The idea of creating such a booklet to teach children the rudiments of musical notation so that they could learn to sing the melodies used in the hymns at church service seems to have been Johann Adam Eyer’s (1755-1837), David Kulp’s teacher. The hymnals used by their parents contained no music, but only the hymn verses with the indication “Mel.” and the title of the hymn tune to which the congregation would sing the text. The metrics, and topic of the poetry usually determined which melodies were chosen.
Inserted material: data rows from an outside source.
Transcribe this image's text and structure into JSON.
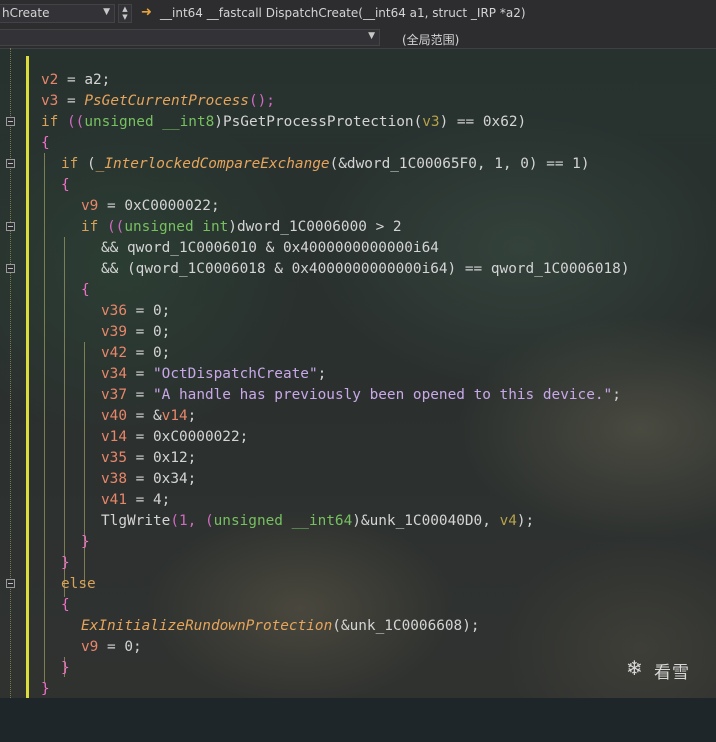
{
  "toolbar": {
    "function_combo": "hCreate",
    "signature": "__int64 __fastcall DispatchCreate(__int64 a1, struct _IRP *a2)",
    "scope": "(全局范围)"
  },
  "icons": {
    "dropdown": "chevron-down-icon",
    "spinner": "spinner-icon",
    "nav_arrow": "arrow-right-icon",
    "fold": "fold-minus-icon",
    "watermark": "snowflake-icon"
  },
  "colors": {
    "keyword": "#d8a25a",
    "variable": "#e8866a",
    "type": "#77c060",
    "function": "#e5a55c",
    "string": "#c8a8e8",
    "brace": "#f070c8",
    "change_bar": "#dcdc3c"
  },
  "code": {
    "l1": {
      "a": "v2",
      "b": " = a2;"
    },
    "l2": {
      "a": "v3",
      "b": " = ",
      "c": "PsGetCurrentProcess",
      "d": "();"
    },
    "l3": {
      "kw": "if",
      "p1": " ((",
      "ty": "unsigned __int8",
      "p2": ")PsGetProcessProtection(",
      "v": "v3",
      "p3": ") == 0x62)"
    },
    "l4": {
      "br": "{"
    },
    "l5": {
      "kw": "if",
      "p1": " (",
      "fn": "_InterlockedCompareExchange",
      "p2": "(&dword_1C00065F0, 1, 0) == 1)"
    },
    "l6": {
      "br": "{"
    },
    "l7": {
      "a": "v9",
      "b": " = 0xC0000022;"
    },
    "l8": {
      "kw": "if",
      "p1": " ((",
      "ty": "unsigned int",
      "p2": ")dword_1C0006000 > 2"
    },
    "l9": {
      "t": "&& qword_1C0006010 & 0x4000000000000i64"
    },
    "l10": {
      "t1": "&& (qword_1C0006018 & 0x4000000000000i64) == qword_1C0006018)"
    },
    "l11": {
      "br": "{"
    },
    "l12": {
      "a": "v36",
      "b": " = 0;"
    },
    "l13": {
      "a": "v39",
      "b": " = 0;"
    },
    "l14": {
      "a": "v42",
      "b": " = 0;"
    },
    "l15": {
      "a": "v34",
      "b": " = ",
      "s": "\"OctDispatchCreate\"",
      "e": ";"
    },
    "l16": {
      "a": "v37",
      "b": " = ",
      "s": "\"A handle has previously been opened to this device.\"",
      "e": ";"
    },
    "l17": {
      "a": "v40",
      "b": " = &",
      "c": "v14",
      "e": ";"
    },
    "l18": {
      "a": "v14",
      "b": " = 0xC0000022;"
    },
    "l19": {
      "a": "v35",
      "b": " = 0x12;"
    },
    "l20": {
      "a": "v38",
      "b": " = 0x34;"
    },
    "l21": {
      "a": "v41",
      "b": " = 4;"
    },
    "l22": {
      "f": "TlgWrite",
      "p1": "(1, (",
      "ty": "unsigned __int64",
      "p2": ")&unk_1C00040D0, ",
      "v": "v4",
      "p3": ");"
    },
    "l23": {
      "br": "}"
    },
    "l24": {
      "br": "}"
    },
    "l25": {
      "kw": "else"
    },
    "l26": {
      "br": "{"
    },
    "l27": {
      "fn": "ExInitializeRundownProtection",
      "p": "(&unk_1C0006608);"
    },
    "l28": {
      "a": "v9",
      "b": " = 0;"
    },
    "l29": {
      "br": "}"
    },
    "l30": {
      "br": "}"
    }
  },
  "watermark": {
    "text": "看雪"
  }
}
Eyer’s concept was a practical and useful one, and inspired many other teachers to create tune booklets for their students in which only the melody line of frequently used hymn tunes was written out. Each scholar had a booklet, usually 10.2 x 16.5 cm in size. The teacher created a title page describing the purpose of the booklet, and containing the name of the student, the school attended, and the date of the title’s creation. The empty spaces on the title page were filled in with flowers, birds, and other elements common to Pennsylvania German decorated Fraktur. These titles are absolutely beautiful, and probably inspired the singing scholar to greater endeavors as he learned how to read music and sing the tunes that either the instructor or he would copy into the booklet.
The “singing schools” or singing classes flourished in Bucks, Lehigh, Montgomery, Chester and Berks Counties, Pennsylvania from about 1787 to 1845. Singing became a part of the school curriculum, and “singing schools” became popular.
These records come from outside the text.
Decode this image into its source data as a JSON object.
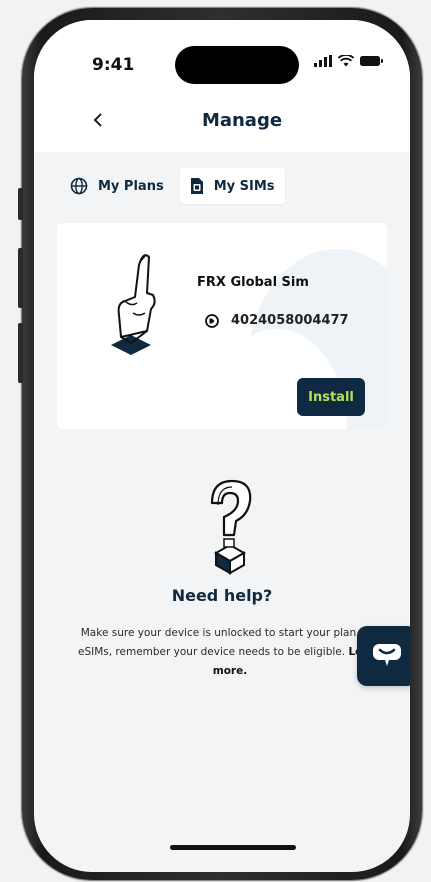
{
  "status_bar": {
    "time": "9:41",
    "icons": [
      "signal-icon",
      "wifi-icon",
      "battery-icon"
    ]
  },
  "header": {
    "back_icon": "chevron-left-icon",
    "title": "Manage"
  },
  "tabs": [
    {
      "label": "My Plans",
      "icon": "globe-icon",
      "active": false
    },
    {
      "label": "My SIMs",
      "icon": "sim-card-icon",
      "active": true
    }
  ],
  "sim_card": {
    "name": "FRX Global Sim",
    "number": "4024058004477",
    "number_icon": "phone-tag-icon",
    "install_label": "Install"
  },
  "help": {
    "title": "Need help?",
    "text": "Make sure your device is unlocked to start your plan. For eSIMs, remember your device needs to be eligible.",
    "learn_more": "Learn more."
  },
  "colors": {
    "navy": "#0f2a40",
    "accent_green": "#b7e05a",
    "background": "#f3f4f5",
    "card": "#ffffff"
  }
}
Hand-drawn; hand-colored; hand-lettered. The main text in Fraktur and German script is enclosed within a circle and in the center of the document. Two lines in Fraktur are written along the outer perimeter of the circle, one on each side: Lerne Wie du kanst allein [left side of circle] Singer buch Und Tempel seÿn [right side of circle]. The phrases are taken from the first verse of a poem found on page one of the Marburg Hymnal. Another phrase Singet Und spielet dem Herrn in Euren Hertzen (Sing and Play Unto the Lord in Your Hearts) appears at the top of the circle and is separated from the tune booklet titles by double red horizontal lines infilled with yellow. The circle is flanked on each side by a stylized symmetrical long-stemmed flower. Two flower buds extending in opposite directions and connected by a tendril fill the space above the circle at the head and below the circle at the tail of the page. The entire document is framed by a decorative border. N. B. The upper horizontal bar of the border was never ornamented, and consists of only the solid background color red.
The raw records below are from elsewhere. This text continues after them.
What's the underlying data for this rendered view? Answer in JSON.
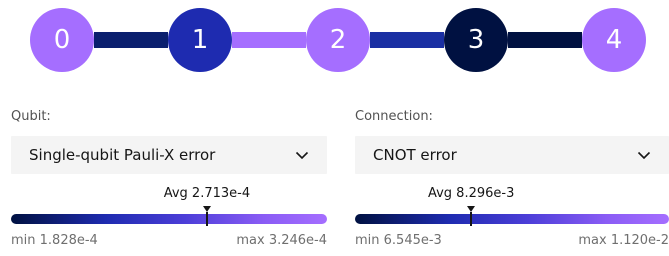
{
  "topology": {
    "nodes": [
      {
        "label": "0",
        "color": "#a56eff"
      },
      {
        "label": "1",
        "color": "#1e2bb0"
      },
      {
        "label": "2",
        "color": "#a56eff"
      },
      {
        "label": "3",
        "color": "#001141"
      },
      {
        "label": "4",
        "color": "#a56eff"
      }
    ],
    "edges": [
      {
        "from": "0",
        "to": "1",
        "color": "#0a1f6e"
      },
      {
        "from": "1",
        "to": "2",
        "color": "#a56eff"
      },
      {
        "from": "2",
        "to": "3",
        "color": "#1a2fa3"
      },
      {
        "from": "3",
        "to": "4",
        "color": "#001141"
      }
    ]
  },
  "qubit_panel": {
    "label": "Qubit:",
    "selected": "Single-qubit Pauli-X error",
    "chevron_icon": "chevron-down-icon",
    "avg_text": "Avg 2.713e-4",
    "avg_fraction": 0.62,
    "min_text": "min 1.828e-4",
    "max_text": "max 3.246e-4"
  },
  "connection_panel": {
    "label": "Connection:",
    "selected": "CNOT error",
    "chevron_icon": "chevron-down-icon",
    "avg_text": "Avg 8.296e-3",
    "avg_fraction": 0.37,
    "min_text": "min 6.545e-3",
    "max_text": "max 1.120e-2"
  },
  "colors": {
    "gradient_start": "#001141",
    "gradient_end": "#a56eff"
  }
}
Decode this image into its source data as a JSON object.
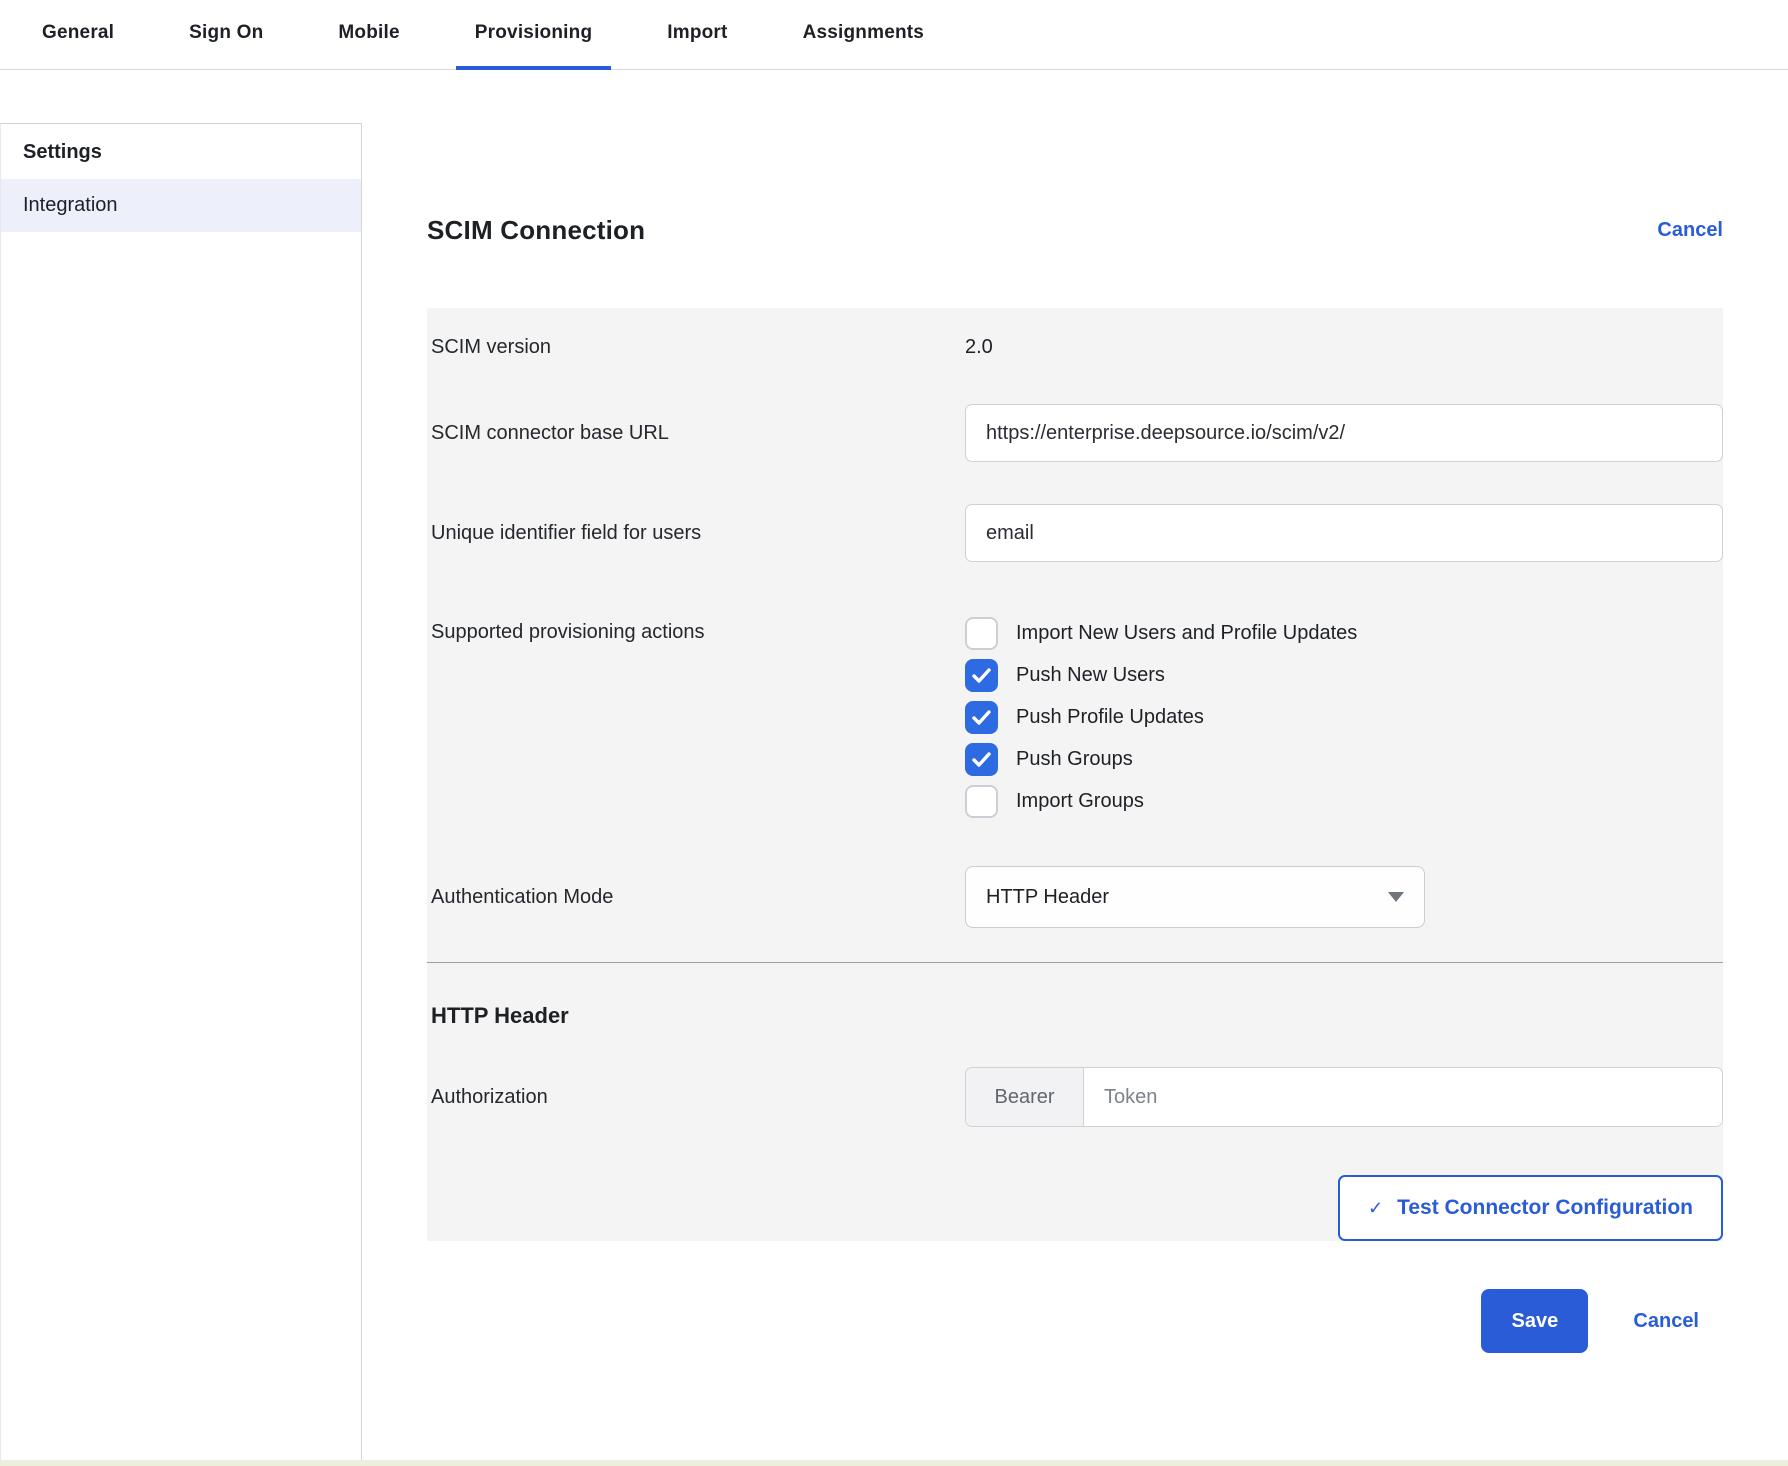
{
  "tabs": {
    "items": [
      {
        "label": "General",
        "active": false
      },
      {
        "label": "Sign On",
        "active": false
      },
      {
        "label": "Mobile",
        "active": false
      },
      {
        "label": "Provisioning",
        "active": true
      },
      {
        "label": "Import",
        "active": false
      },
      {
        "label": "Assignments",
        "active": false
      }
    ]
  },
  "sidebar": {
    "header": "Settings",
    "items": [
      {
        "label": "Integration",
        "active": true
      }
    ]
  },
  "main": {
    "title": "SCIM Connection",
    "cancel_link": "Cancel",
    "form": {
      "scim_version": {
        "label": "SCIM version",
        "value": "2.0"
      },
      "base_url": {
        "label": "SCIM connector base URL",
        "value": "https://enterprise.deepsource.io/scim/v2/"
      },
      "unique_id": {
        "label": "Unique identifier field for users",
        "value": "email"
      },
      "provisioning_actions": {
        "label": "Supported provisioning actions",
        "options": [
          {
            "label": "Import New Users and Profile Updates",
            "checked": false
          },
          {
            "label": "Push New Users",
            "checked": true
          },
          {
            "label": "Push Profile Updates",
            "checked": true
          },
          {
            "label": "Push Groups",
            "checked": true
          },
          {
            "label": "Import Groups",
            "checked": false
          }
        ]
      },
      "auth_mode": {
        "label": "Authentication Mode",
        "value": "HTTP Header"
      },
      "http_header_section": {
        "title": "HTTP Header"
      },
      "authorization": {
        "label": "Authorization",
        "prefix": "Bearer",
        "placeholder": "Token",
        "value": ""
      }
    },
    "test_button": {
      "label": "Test Connector Configuration",
      "check_glyph": "✓"
    },
    "footer": {
      "save": "Save",
      "cancel": "Cancel"
    }
  },
  "colors": {
    "accent": "#2a5cd8",
    "checkbox": "#2e6be2",
    "panel": "#f4f4f5",
    "sideActive": "#edf0fa"
  }
}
Borneman, Henry Stauffer, 1870-1955
Joel D. Alderfer. “ ‘David Kulp, His Hand and Pen, Beet It if You Can’: The Bucks County Brown Leaf Artist Identified” in Cory M. Amsler, ed., Bucks County Fraktur. Kutztown, Pa.: Pennsylvania German Society, 1999, 151-165.
“David Kulp” in Russell D. and Corinne P. Earnest, Papers for Birth Dayes: Guide to the Fraktur Artists and Scriveners. East Berlin, Pa.: Russell D. Earnest Associates, 1997, 2nd ed., vol. 1, 479-481.
Mary Jane Lederach Hershey. “The Notenbüchlein Tradition in Eastern Pennsylvania Mennonite Community Schools” in Cory M. Amsler, ed., Bucks County Fraktur. Kutztown, Pa.: Pennsylvania German Society, 1999, 146.
Marburger Gesang=Buch zur Uebung der Gottseligkeit in 649 Christlichen und Trostreichen Psalmen und Gesängen Hrn. D. Martin Luthers. und anderer Gottseliger Lehrer, Ordentlich in XII. Theile verfasset, Und mit nöthigen Registern auch einer Verzeichniß versehen, unter welche Titul die im Anhang befindlichen Lieder gehörig: Auch zur Beförderung des so Kirchen= als Privat= Gottesdienstes, Mit erbaulichen Morgen= Abend = Buß= Beicht= und Communion=Gebätlein vermehret. Germanton, Gedruckt und zu finden bey Christoph Saur, 1762.
Creation Place Town/Township:
Creation Place Note:Based on location of school
City/Town/Township:Plumstead School, Plumstead Township
Image Dimensions Width:
FLP Borneman Ms. 31
Kulp, David, 1777-1834, attributed to - Decorator
Kulp, David, 1777-1834, attributed to - Scrivener